Based upon his professional experience Bluestone was named a Diplomate and was Board Certified by the American Board of Professional Liability Attorneys in 2008 in Legal Malpractice. He remains Board Certified.  He was admitted to The Best Lawyers in America from 2012-2019.  He has been featured in Who’s Who in Law since 1993.

In the last years, Mr. Bluestone has been featured for two particularly noteworthy legal malpractice cases.  The first was a settlement of an $11.9 million dollar default legal malpractice case of Yeo v. Kasowitz, Benson, Torres & Friedman which was reported in the NYLJ on August 15, 2016. Most recently, Mr. Bluestone obtained a rare plaintiff’s verdict in a legal malpractice case on behalf of the City of White Plains v. Joseph Maria, reported in the NYLJ on February 14, 2017. It was the sole legal malpractice jury verdict in the State of New York for 2017.
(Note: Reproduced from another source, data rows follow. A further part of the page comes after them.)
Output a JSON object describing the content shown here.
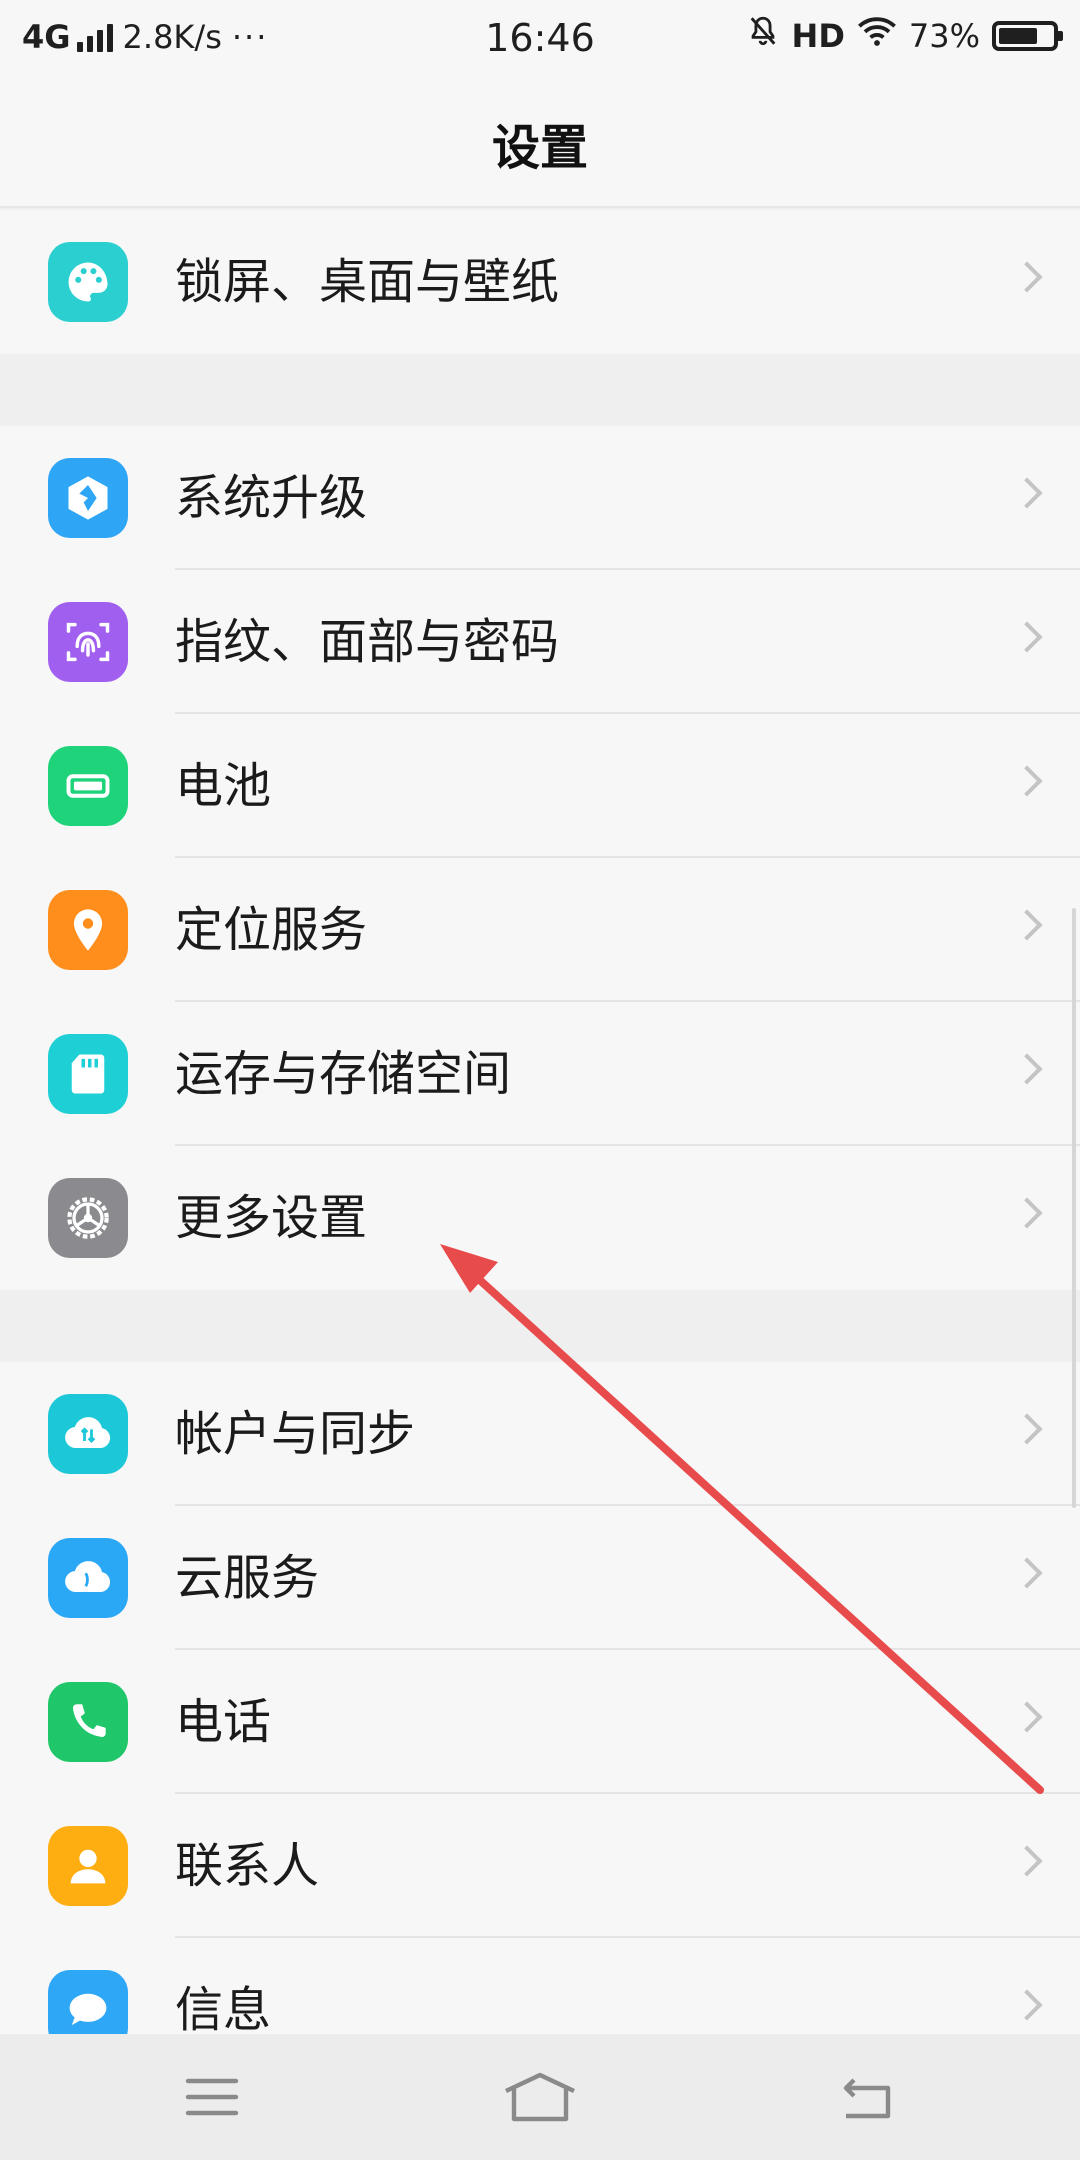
{
  "status_bar": {
    "network": "4G",
    "speed": "2.8K/s",
    "more": "···",
    "time": "16:46",
    "hd": "HD",
    "battery_pct": "73%",
    "battery_level": 0.73,
    "icons": [
      "signal-icon",
      "mute-bell-icon",
      "wifi-icon",
      "battery-icon"
    ]
  },
  "header": {
    "title": "设置"
  },
  "groups": [
    {
      "items": [
        {
          "label": "锁屏、桌面与壁纸",
          "icon": "palette-icon",
          "color": "#2ccfd0"
        }
      ]
    },
    {
      "items": [
        {
          "label": "系统升级",
          "icon": "system-update-icon",
          "color": "#2fa6f5"
        },
        {
          "label": "指纹、面部与密码",
          "icon": "fingerprint-icon",
          "color": "#a15ff0"
        },
        {
          "label": "电池",
          "icon": "battery-icon",
          "color": "#1ed37a"
        },
        {
          "label": "定位服务",
          "icon": "location-pin-icon",
          "color": "#ff8e1c"
        },
        {
          "label": "运存与存储空间",
          "icon": "sd-card-icon",
          "color": "#1ecfd6"
        },
        {
          "label": "更多设置",
          "icon": "gear-icon",
          "color": "#8b8b8f"
        }
      ]
    },
    {
      "items": [
        {
          "label": "帐户与同步",
          "icon": "cloud-sync-icon",
          "color": "#1cc8d8"
        },
        {
          "label": "云服务",
          "icon": "cloud-icon",
          "color": "#2aa8f5"
        },
        {
          "label": "电话",
          "icon": "phone-icon",
          "color": "#20c76a"
        },
        {
          "label": "联系人",
          "icon": "contact-icon",
          "color": "#ffae12"
        },
        {
          "label": "信息",
          "icon": "message-icon",
          "color": "#2ea7f7"
        }
      ]
    }
  ],
  "annotation": {
    "color": "#e84b4b",
    "points_to": "更多设置"
  },
  "nav_bar": {
    "buttons": [
      "menu-icon",
      "home-icon",
      "back-icon"
    ]
  }
}
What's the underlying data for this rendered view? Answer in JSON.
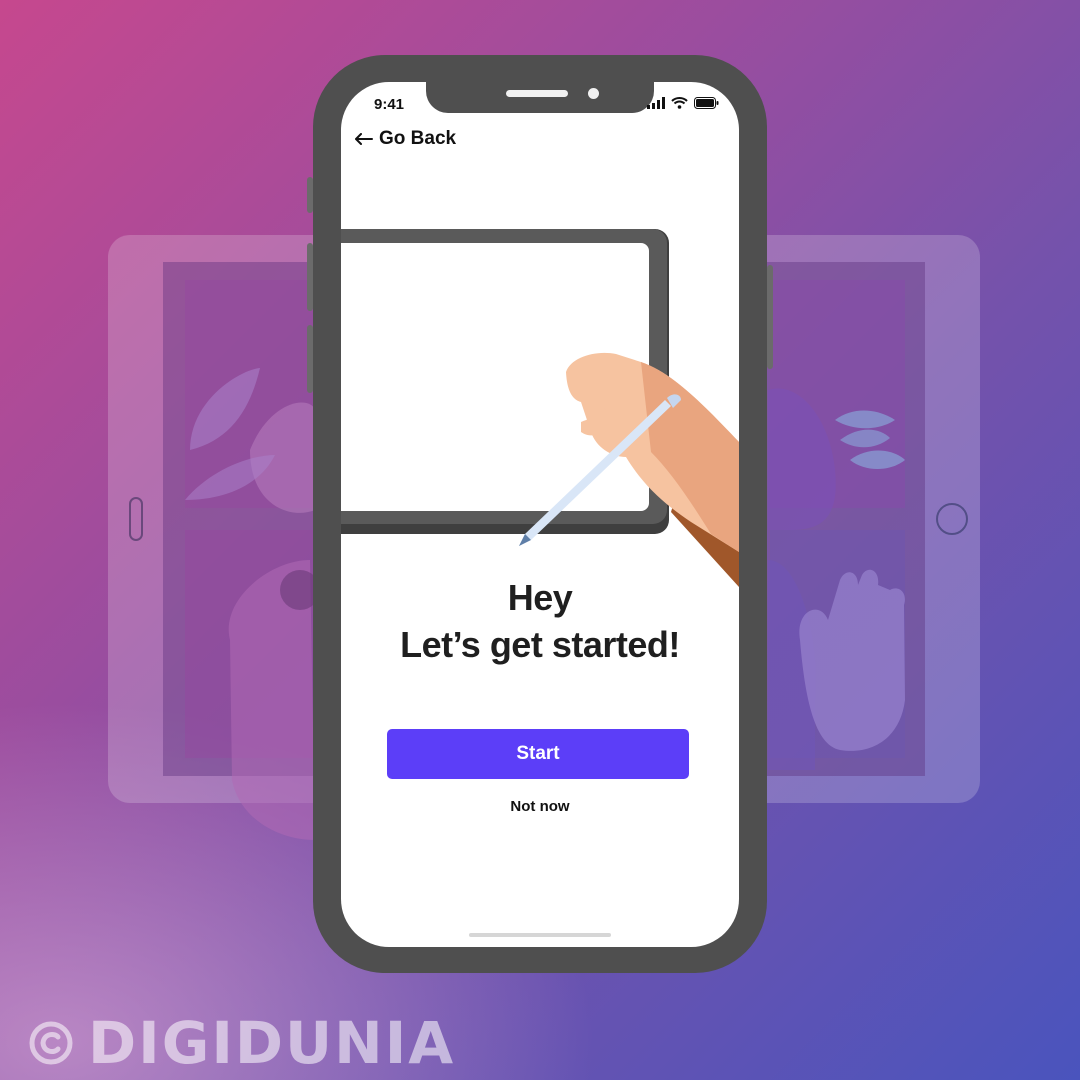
{
  "status_bar": {
    "time": "9:41"
  },
  "nav": {
    "back_label": "Go Back",
    "back_icon": "arrow-left-icon"
  },
  "headline": {
    "line1": "Hey",
    "line2": "Let’s get started!"
  },
  "actions": {
    "start_label": "Start",
    "secondary_label": "Not now"
  },
  "watermark": {
    "symbol": "©",
    "text": "DIGIDUNIA"
  },
  "colors": {
    "accent": "#5c3ef8",
    "phone_frame": "#4f4f4f",
    "background_start": "#c6488e",
    "background_end": "#4a54bd"
  }
}
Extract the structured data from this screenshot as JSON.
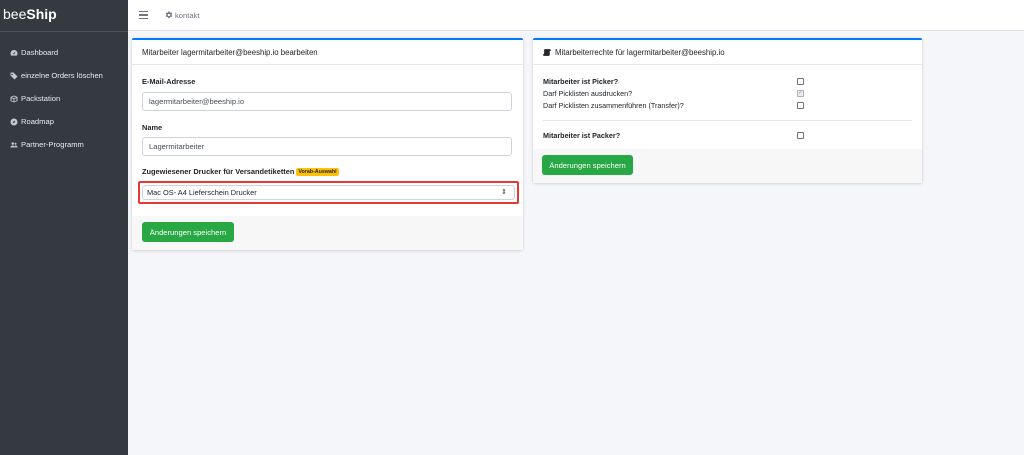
{
  "brand": {
    "light": "bee",
    "bold": "Ship"
  },
  "sidebar": {
    "items": [
      {
        "label": "Dashboard",
        "icon": "tachometer-icon"
      },
      {
        "label": "einzelne Orders löschen",
        "icon": "tag-icon"
      },
      {
        "label": "Packstation",
        "icon": "box-icon"
      },
      {
        "label": "Roadmap",
        "icon": "compass-icon"
      },
      {
        "label": "Partner-Programm",
        "icon": "users-icon"
      }
    ]
  },
  "topbar": {
    "breadcrumb": "kontakt"
  },
  "edit_card": {
    "title": "Mitarbeiter lagermitarbeiter@beeship.io bearbeiten",
    "email_label": "E-Mail-Adresse",
    "email_value": "lagermitarbeiter@beeship.io",
    "name_label": "Name",
    "name_value": "Lagermitarbeiter",
    "printer_label": "Zugewiesener Drucker für Versandetiketten",
    "printer_badge": "Vorab-Auswahl",
    "printer_selected": "Mac OS- A4 Lieferschein Drucker",
    "save_label": "Änderungen speichern"
  },
  "rights_card": {
    "title": "Mitarbeiterrechte für lagermitarbeiter@beeship.io",
    "picker_label": "Mitarbeiter ist Picker?",
    "print_picklists_label": "Darf Picklisten ausdrucken?",
    "merge_picklists_label": "Darf Picklisten zusammenführen (Transfer)?",
    "packer_label": "Mitarbeiter ist Packer?",
    "save_label": "Änderungen speichern"
  },
  "colors": {
    "sidebar": "#343a40",
    "accent": "#007bff",
    "success": "#28a745",
    "highlight": "#e53935",
    "badge": "#ffc107"
  }
}
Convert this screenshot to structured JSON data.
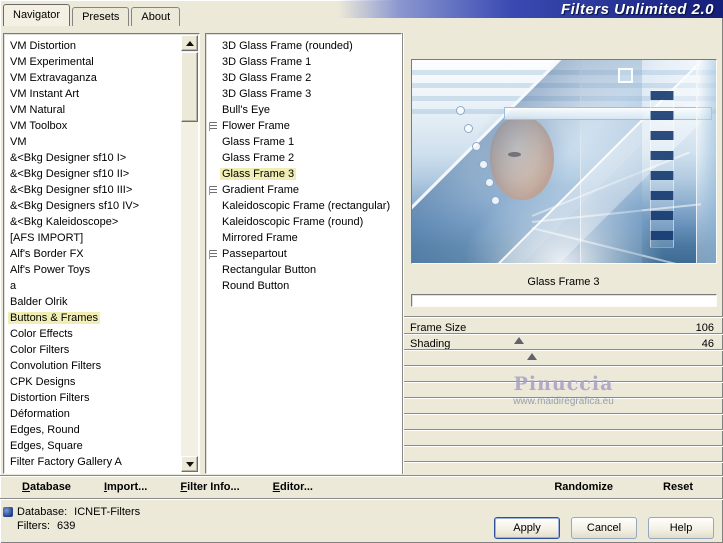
{
  "window": {
    "banner_title": "Filters Unlimited 2.0"
  },
  "tabs": [
    {
      "label": "Navigator",
      "active": true
    },
    {
      "label": "Presets",
      "active": false
    },
    {
      "label": "About",
      "active": false
    }
  ],
  "category_list": {
    "items": [
      "VM Distortion",
      "VM Experimental",
      "VM Extravaganza",
      "VM Instant Art",
      "VM Natural",
      "VM Toolbox",
      "VM",
      "&<Bkg Designer sf10 I>",
      "&<Bkg Designer sf10 II>",
      "&<Bkg Designer sf10 III>",
      "&<Bkg Designers sf10 IV>",
      "&<Bkg Kaleidoscope>",
      "[AFS IMPORT]",
      "Alf's Border FX",
      "Alf's Power Toys",
      "a",
      "Balder Olrik",
      "Buttons & Frames",
      "Color Effects",
      "Color Filters",
      "Convolution Filters",
      "CPK Designs",
      "Distortion Filters",
      "Déformation",
      "Edges, Round",
      "Edges, Square",
      "Filter Factory Gallery A"
    ],
    "selected": "Buttons & Frames"
  },
  "filter_list": {
    "items": [
      {
        "label": "3D Glass Frame (rounded)",
        "icon": false
      },
      {
        "label": "3D Glass Frame 1",
        "icon": false
      },
      {
        "label": "3D Glass Frame 2",
        "icon": false
      },
      {
        "label": "3D Glass Frame 3",
        "icon": false
      },
      {
        "label": "Bull's Eye",
        "icon": false
      },
      {
        "label": "Flower Frame",
        "icon": true
      },
      {
        "label": "Glass Frame 1",
        "icon": false
      },
      {
        "label": "Glass Frame 2",
        "icon": false
      },
      {
        "label": "Glass Frame 3",
        "icon": false
      },
      {
        "label": "Gradient Frame",
        "icon": true
      },
      {
        "label": "Kaleidoscopic Frame (rectangular)",
        "icon": false
      },
      {
        "label": "Kaleidoscopic Frame (round)",
        "icon": false
      },
      {
        "label": "Mirrored Frame",
        "icon": false
      },
      {
        "label": "Passepartout",
        "icon": true
      },
      {
        "label": "Rectangular Button",
        "icon": false
      },
      {
        "label": "Round Button",
        "icon": false
      }
    ],
    "selected": "Glass Frame 3"
  },
  "preview": {
    "caption": "Glass Frame 3"
  },
  "parameters": {
    "rows": [
      {
        "label": "Frame Size",
        "value": "106",
        "thumb_pct": 36
      },
      {
        "label": "Shading",
        "value": "46",
        "thumb_pct": 40
      }
    ],
    "empty_rows": 7
  },
  "watermark": {
    "title": "Pinuccia",
    "url": "www.maidiregrafica.eu"
  },
  "toolbar": {
    "left": [
      {
        "label": "Database",
        "underline_index": 0
      },
      {
        "label": "Import...",
        "underline_index": 0
      },
      {
        "label": "Filter Info...",
        "underline_index": 0
      },
      {
        "label": "Editor...",
        "underline_index": 0
      }
    ],
    "right": [
      {
        "label": "Randomize"
      },
      {
        "label": "Reset"
      }
    ]
  },
  "status": {
    "database_label": "Database:",
    "database_value": "ICNET-Filters",
    "filters_label": "Filters:",
    "filters_value": "639"
  },
  "action_buttons": [
    {
      "label": "Apply",
      "default": true
    },
    {
      "label": "Cancel",
      "default": false
    },
    {
      "label": "Help",
      "default": false
    }
  ],
  "colors": {
    "highlight": "#f0eeb4",
    "banner_blue": "#131f78"
  }
}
Bluestone has been at the forefront of the development of legal malpractice principles and has contributed case law decisions, writing and lecturing which have been recognized by his peers.  He is regularly mentioned in academic writing, and his past cases are often cited in current legal malpractice decisions. He is recognized for his ample writings on Judiciary Law § 487, a 850 year old statute deriving from England which relates to attorney deceit.